In anticipation of the institution of these proceedings, Respondent has submitted an Offerof Settlement (the “Offer”) which the Commission has determined to accept. Solely for thepurpose of these proceedings and any other proceedings brought by or on behalf of theCommission, or to which the Commission is a party, and without admitting or denying the findingsherein, except as to the Commission’s jurisdiction over him and the subject matter of theseproceedings, and the findings contained in Section III.2 below, which are admitted, Respondentconsents to the entry of this Order Instituting Administrative Proceedings Pursuant to Section 15(b)of the Securities Exchange Act of 1934 and Section 203(f) of the Investment Advisers Act of 1940,Making Findings, and Imposing Remedial Sanctions (“Order”), as set forth below.

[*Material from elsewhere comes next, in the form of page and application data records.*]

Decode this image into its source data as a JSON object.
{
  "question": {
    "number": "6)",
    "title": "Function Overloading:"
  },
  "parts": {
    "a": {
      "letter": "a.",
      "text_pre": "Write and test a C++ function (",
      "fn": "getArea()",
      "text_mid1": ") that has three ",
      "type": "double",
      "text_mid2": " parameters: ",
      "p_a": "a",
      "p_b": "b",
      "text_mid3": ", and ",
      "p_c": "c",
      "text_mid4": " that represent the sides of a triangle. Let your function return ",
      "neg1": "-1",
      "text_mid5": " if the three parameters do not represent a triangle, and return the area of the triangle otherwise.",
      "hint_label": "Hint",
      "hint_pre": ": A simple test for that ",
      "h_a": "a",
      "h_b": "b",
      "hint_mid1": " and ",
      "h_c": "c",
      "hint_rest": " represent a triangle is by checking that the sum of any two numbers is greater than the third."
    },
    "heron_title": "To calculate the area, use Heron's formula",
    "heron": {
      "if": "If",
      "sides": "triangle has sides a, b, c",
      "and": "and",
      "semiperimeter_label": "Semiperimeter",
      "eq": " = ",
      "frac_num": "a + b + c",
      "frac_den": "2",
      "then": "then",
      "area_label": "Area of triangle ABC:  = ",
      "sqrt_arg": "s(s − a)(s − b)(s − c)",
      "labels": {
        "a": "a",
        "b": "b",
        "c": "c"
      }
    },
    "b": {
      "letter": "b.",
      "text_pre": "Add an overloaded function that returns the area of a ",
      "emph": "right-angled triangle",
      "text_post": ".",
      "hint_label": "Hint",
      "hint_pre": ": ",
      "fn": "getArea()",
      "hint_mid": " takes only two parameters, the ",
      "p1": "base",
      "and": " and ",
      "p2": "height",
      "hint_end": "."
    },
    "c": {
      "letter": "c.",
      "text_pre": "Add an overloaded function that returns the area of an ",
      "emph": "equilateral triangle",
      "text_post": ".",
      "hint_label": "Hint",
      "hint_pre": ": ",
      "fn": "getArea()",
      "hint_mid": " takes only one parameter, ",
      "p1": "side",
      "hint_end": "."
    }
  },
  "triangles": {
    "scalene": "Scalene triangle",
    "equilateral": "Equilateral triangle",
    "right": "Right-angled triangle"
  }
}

On the basis of this Order and Respondent’s Offer, the Commission finds that:1. Madoff, 70, a resident of New York, NY and a former chairman of the boardof directors of the NASDAQ stock market, is the sole owner of Bernard L. Madoff InvestmentSecurities LLC (“BMIS”). BMIS, founded in 1960, is a broker-dealer and investment adviserregistered with the Commission that purportedly engages in three different operations: investmentadviser services, market-making services, and proprietary trading. Madoff oversees and controls theinvestment adviser services at BMIS as well as the overall finances of BMIS.2. On February 9, 2009, a Partial Judgment on Consent Imposing PermanentInjunction and Continuing Other Relief was entered by consent against Madoff, permanentlyenjoining him from future violations of Section 17(a) of the Securities Act of 1933 (“SecuritiesAct”), Section 10(b) of the Exchange Act and Rule 10b-5 thereunder, and Sections 206(1) and206(2) of the Advisers Act, in the civil action entitled Securities and Exchange Commission v.Bernard L. Madoff and Bernard L. Madoff Investment Securities LLC, Civil Action Number 08-10791 (LLS), in the United States District Court for the Southern District of New York.3. The Commission’s complaint alleged the following facts: Madoff and BMISconducted a $50 billion fraudulent scheme through the firm’s investment advisory business. In oraround early December 2008, Madoff had told senior employees at BMIS that there had beenapproximately $7 billion in advisory client redemption requests and he was struggling to obtain theliquidity necessary to meet those obligations. When the employees pressed Madoff for moreinformation, Madoff said that his advisory business was a fraud, “just one big lie [and] basically, agiant Ponzi scheme” that had been paying returns to certain investors out of principal received fromother investors. Madoff said that he intended to surrender to authorities after he paid out remainingmoney to selected employees, friends and family members.2